And unfortunately, as if there was not already plenty to argue over, these trade agreements and border procedures are just the tip of the iceberg.
The UK and EU still have to make arrangements for international banking, military presence, legal jurisdiction, environmental regulations, protocol for using international airports, citizenship status for UK citizens living abroad in the EU and countless other nuances.
In summary, Prime Minister Theresa May was given just two years to develop a completely unprecedented and comprehensive deal, negotiate its terms with the EU Council (who isn’t exactly thrilled about divorcing the UK), get it approved by the UK Parliament (who is having second thoughts about leaving) and somehow prevent her country from falling apart in the process. Sounds easy, right?

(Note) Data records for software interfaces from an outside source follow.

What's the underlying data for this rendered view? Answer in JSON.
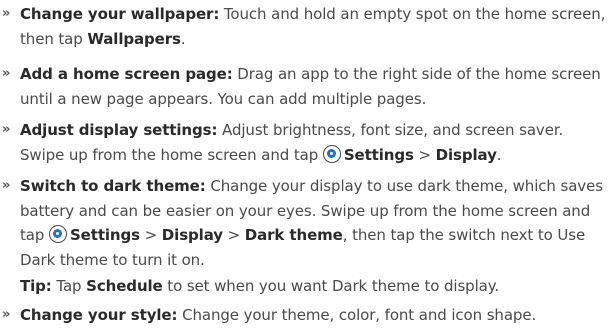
{
  "bullet_symbol": "»",
  "items": [
    {
      "lead": "Change your wallpaper:",
      "text1": " Touch and hold an empty spot on the home screen, then tap ",
      "b1": "Wallpapers",
      "text2": "."
    },
    {
      "lead": "Add a home screen page:",
      "text1": " Drag an app to the right side of the home screen until a new page appears. You can add multiple pages."
    },
    {
      "lead": "Adjust display settings:",
      "text1": " Adjust brightness, font size, and screen saver. Swipe up from the home screen and tap ",
      "icon": "settings-gear-icon",
      "b1": "Settings",
      "sep1": " > ",
      "b2": "Display",
      "text2": "."
    },
    {
      "lead": "Switch to dark theme:",
      "text1": " Change your display to use dark theme, which saves battery and can be easier on your eyes. Swipe up from the home screen and tap ",
      "icon": "settings-gear-icon",
      "b1": "Settings",
      "sep1": " > ",
      "b2": "Display",
      "sep2": " > ",
      "b3": "Dark theme",
      "text2": ", then tap the switch next to Use Dark theme to turn it on."
    },
    {
      "lead": "Change your style:",
      "text1": " Change your theme, color, font and icon shape."
    }
  ],
  "tip": {
    "label": "Tip:",
    "text1": " Tap ",
    "b1": "Schedule",
    "text2": " to set when you want Dark theme to display."
  }
}
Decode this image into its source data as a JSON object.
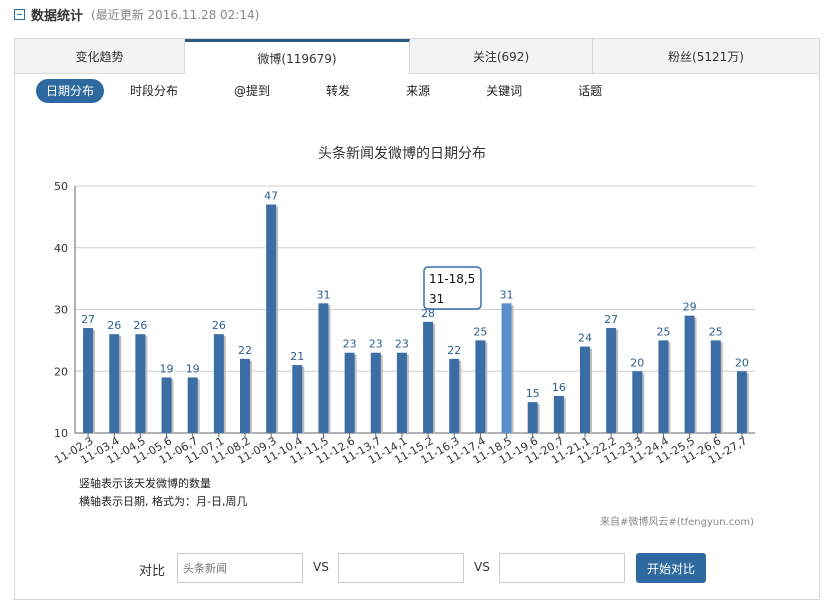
{
  "header": {
    "title": "数据统计",
    "updated": "(最近更新  2016.11.28 02:14)"
  },
  "tabs": [
    "变化趋势",
    "微博(119679)",
    "关注(692)",
    "粉丝(5121万)"
  ],
  "subtabs": [
    "日期分布",
    "时段分布",
    "@提到",
    "转发",
    "来源",
    "关键词",
    "话题"
  ],
  "chart_data": {
    "type": "bar",
    "title": "头条新闻发微博的日期分布",
    "categories": [
      "11-02,3",
      "11-03,4",
      "11-04,5",
      "11-05,6",
      "11-06,7",
      "11-07,1",
      "11-08,2",
      "11-09,3",
      "11-10,4",
      "11-11,5",
      "11-12,6",
      "11-13,7",
      "11-14,1",
      "11-15,2",
      "11-16,3",
      "11-17,4",
      "11-18,5",
      "11-19,6",
      "11-20,7",
      "11-21,1",
      "11-22,2",
      "11-23,3",
      "11-24,4",
      "11-25,5",
      "11-26,6",
      "11-27,7"
    ],
    "values": [
      27,
      26,
      26,
      19,
      19,
      26,
      22,
      47,
      21,
      31,
      23,
      23,
      23,
      28,
      22,
      25,
      31,
      15,
      16,
      24,
      27,
      20,
      25,
      29,
      25,
      20
    ],
    "yticks": [
      10,
      20,
      30,
      40,
      50
    ],
    "ylim": [
      10,
      50
    ],
    "grid": true,
    "bar_color": "#3a6ea5",
    "highlight_color": "#5b8fc9",
    "label_color": "#2e5f8f",
    "tooltip": {
      "line1": "11-18,5",
      "line2": "31"
    }
  },
  "notes": [
    "竖轴表示该天发微博的数量",
    "横轴表示日期, 格式为：月-日,周几"
  ],
  "credit": "来自#微博风云#(tfengyun.com)",
  "compare": {
    "label": "对比",
    "field1_placeholder": "头条新闻",
    "vs": "VS",
    "button": "开始对比"
  }
}
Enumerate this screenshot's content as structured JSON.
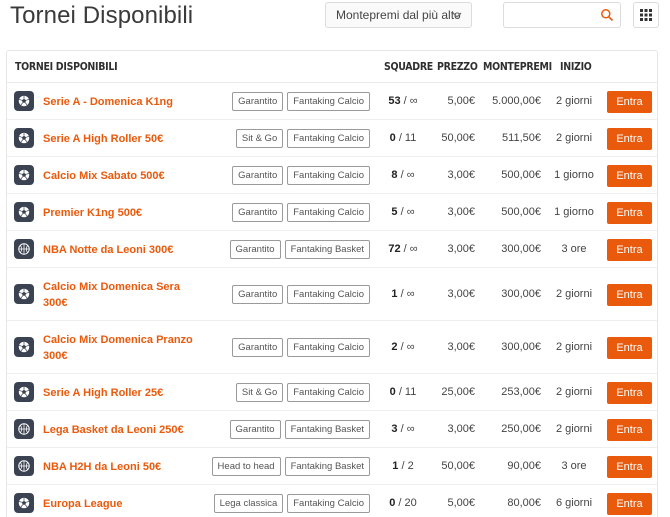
{
  "header": {
    "title": "Tornei Disponibili",
    "sort_label": "Montepremi dal più alto",
    "search_placeholder": "",
    "search_value": ""
  },
  "table": {
    "columns": {
      "name": "TORNEI DISPONIBILI",
      "squadre": "SQUADRE",
      "prezzo": "PREZZO",
      "montepremi": "MONTEPREMI",
      "inizio": "INIZIO"
    },
    "rows": [
      {
        "logo": "soccer-ball-icon",
        "name": "Serie A - Domenica K1ng",
        "tags": [
          "Garantito",
          "Fantaking Calcio"
        ],
        "squadre_count": "53",
        "squadre_max": " / ∞",
        "prezzo": "5,00€",
        "montepremi": "5.000,00€",
        "inizio": "2 giorni",
        "action": "Entra"
      },
      {
        "logo": "soccer-ball-icon",
        "name": "Serie A High Roller 50€",
        "tags": [
          "Sit & Go",
          "Fantaking Calcio"
        ],
        "squadre_count": "0",
        "squadre_max": " / 11",
        "prezzo": "50,00€",
        "montepremi": "511,50€",
        "inizio": "2 giorni",
        "action": "Entra"
      },
      {
        "logo": "soccer-ball-icon",
        "name": "Calcio Mix Sabato 500€",
        "tags": [
          "Garantito",
          "Fantaking Calcio"
        ],
        "squadre_count": "8",
        "squadre_max": " / ∞",
        "prezzo": "3,00€",
        "montepremi": "500,00€",
        "inizio": "1 giorno",
        "action": "Entra"
      },
      {
        "logo": "soccer-ball-icon",
        "name": "Premier K1ng 500€",
        "tags": [
          "Garantito",
          "Fantaking Calcio"
        ],
        "squadre_count": "5",
        "squadre_max": " / ∞",
        "prezzo": "3,00€",
        "montepremi": "500,00€",
        "inizio": "1 giorno",
        "action": "Entra"
      },
      {
        "logo": "basketball-icon",
        "name": "NBA Notte da Leoni 300€",
        "tags": [
          "Garantito",
          "Fantaking Basket"
        ],
        "squadre_count": "72",
        "squadre_max": " / ∞",
        "prezzo": "3,00€",
        "montepremi": "300,00€",
        "inizio": "3 ore",
        "action": "Entra"
      },
      {
        "logo": "soccer-ball-icon",
        "name": "Calcio Mix Domenica Sera 300€",
        "tags": [
          "Garantito",
          "Fantaking Calcio"
        ],
        "squadre_count": "1",
        "squadre_max": " / ∞",
        "prezzo": "3,00€",
        "montepremi": "300,00€",
        "inizio": "2 giorni",
        "action": "Entra"
      },
      {
        "logo": "soccer-ball-icon",
        "name": "Calcio Mix Domenica Pranzo 300€",
        "tags": [
          "Garantito",
          "Fantaking Calcio"
        ],
        "squadre_count": "2",
        "squadre_max": " / ∞",
        "prezzo": "3,00€",
        "montepremi": "300,00€",
        "inizio": "2 giorni",
        "action": "Entra"
      },
      {
        "logo": "soccer-ball-icon",
        "name": "Serie A High Roller 25€",
        "tags": [
          "Sit & Go",
          "Fantaking Calcio"
        ],
        "squadre_count": "0",
        "squadre_max": " / 11",
        "prezzo": "25,00€",
        "montepremi": "253,00€",
        "inizio": "2 giorni",
        "action": "Entra"
      },
      {
        "logo": "basketball-icon",
        "name": "Lega Basket da Leoni 250€",
        "tags": [
          "Garantito",
          "Fantaking Basket"
        ],
        "squadre_count": "3",
        "squadre_max": " / ∞",
        "prezzo": "3,00€",
        "montepremi": "250,00€",
        "inizio": "2 giorni",
        "action": "Entra"
      },
      {
        "logo": "basketball-icon",
        "name": "NBA H2H da Leoni 50€",
        "tags": [
          "Head to head",
          "Fantaking Basket"
        ],
        "squadre_count": "1",
        "squadre_max": " / 2",
        "prezzo": "50,00€",
        "montepremi": "90,00€",
        "inizio": "3 ore",
        "action": "Entra"
      },
      {
        "logo": "soccer-ball-icon",
        "name": "Europa League",
        "tags": [
          "Lega classica",
          "Fantaking Calcio"
        ],
        "squadre_count": "0",
        "squadre_max": " / 20",
        "prezzo": "5,00€",
        "montepremi": "80,00€",
        "inizio": "6 giorni",
        "action": "Entra"
      }
    ]
  },
  "colors": {
    "accent": "#ea5a0c",
    "logo_bg": "#3b4252"
  }
}
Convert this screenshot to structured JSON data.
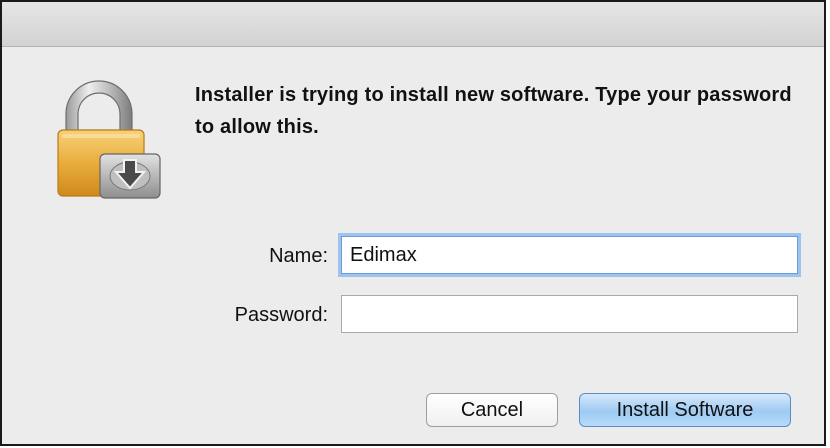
{
  "dialog": {
    "message": "Installer is trying to install new software. Type your password to allow this.",
    "icon": "lock-with-download-icon"
  },
  "form": {
    "name_label": "Name:",
    "name_value": "Edimax",
    "password_label": "Password:",
    "password_value": ""
  },
  "buttons": {
    "cancel_label": "Cancel",
    "install_label": "Install Software"
  }
}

Diplomacy is Tough
Fast-forward two years. There has been no shortage of infighting and partisan bickering, yet an alarming lack of concrete resolution.
May is still caught in the middle, trying to unite her UK government around a deal while appeasing the demands of the EU. One of May's proposals, known as the Chequers Deal, was met with heavy criticism.
Boris Johnson, a prominent conservative, stated the deal would “have wrapped a suicide vest around the British constitution.”
May scrapped the Chequers Deal and began working on a new proposal, simply referred to as May’s Deal. While it made headway with the EU, May’s Deal was brutally defeated by the UK Parliament this past January in a record 432 to 202 vote.
Opposition leader Jeremy Corbyn responded by proposing a motion of no confidence. Essentially the UK’s equivalent of an instant impeachment trial, May could have easily been ousted by a single parliamentary vote.
To the prime minister's relief, the vote remained in her favor, allowing continued negotiations as she keeps pushing for her deal to be approved. May has spent the past few months amending, iterating and tweaking—only to be repeatedly rejected by both the EU Council and the UK Parliament.
The Looming Deadline
The two-year deadline established by Article 50 is merely a few days away. On March 29, the UK would automatically leave the EU, regardless of whether or not a deal is in place.
A so-called “no deal” Brexit would be nothing short of disastrous, weakening both domestic and global economies.
A study by Oxford Economics estimates that leaving without a deal could cost the UK upwards of £125 billion in economic turmoil by 2020.
But with no clear resolution in sight, May addressed the nation last Thursday evening.
“It is high time we made a decision,” May stated.
Adamant about finishing what was started, she is refusing to call a second referendum or to revoke her invocation of Article 50. At this point, many believe her strategy is to simply run out the clock until members of Parliament see her proposal as the only alternative to a no-deal disaster.
In that same speech, May also announced a temporary extension granted by the EU. However, its length is contingent upon first getting a deal passed.
Parliament will vote yet again on May’s Deal, and if it passes, the UK will leave on May 22. If it is rejected, the March 29 deadline will only be pushed back to April 12, likely still resulting in a no-deal Brexit.
The EU’s intent with this short-term extension is not necessary to negotiate a new deal with the UK, but rather to get May’s Deal approved and iron out any last-minute details.
The Final Stand
Whether May’s Deal will pass stands to be determined by this week’s vote. Like a college student throwing together a research paper the night before it is due, Parliament must act swiftly and decisively.
As reported by the Independent, Belgian Prime Minister Charles Michel accurately summed up the situation surrounding Brexit.
“Those who think in Britain they can push the Brexit button and not have a bill to pay are seriously mistaken,” said Michel.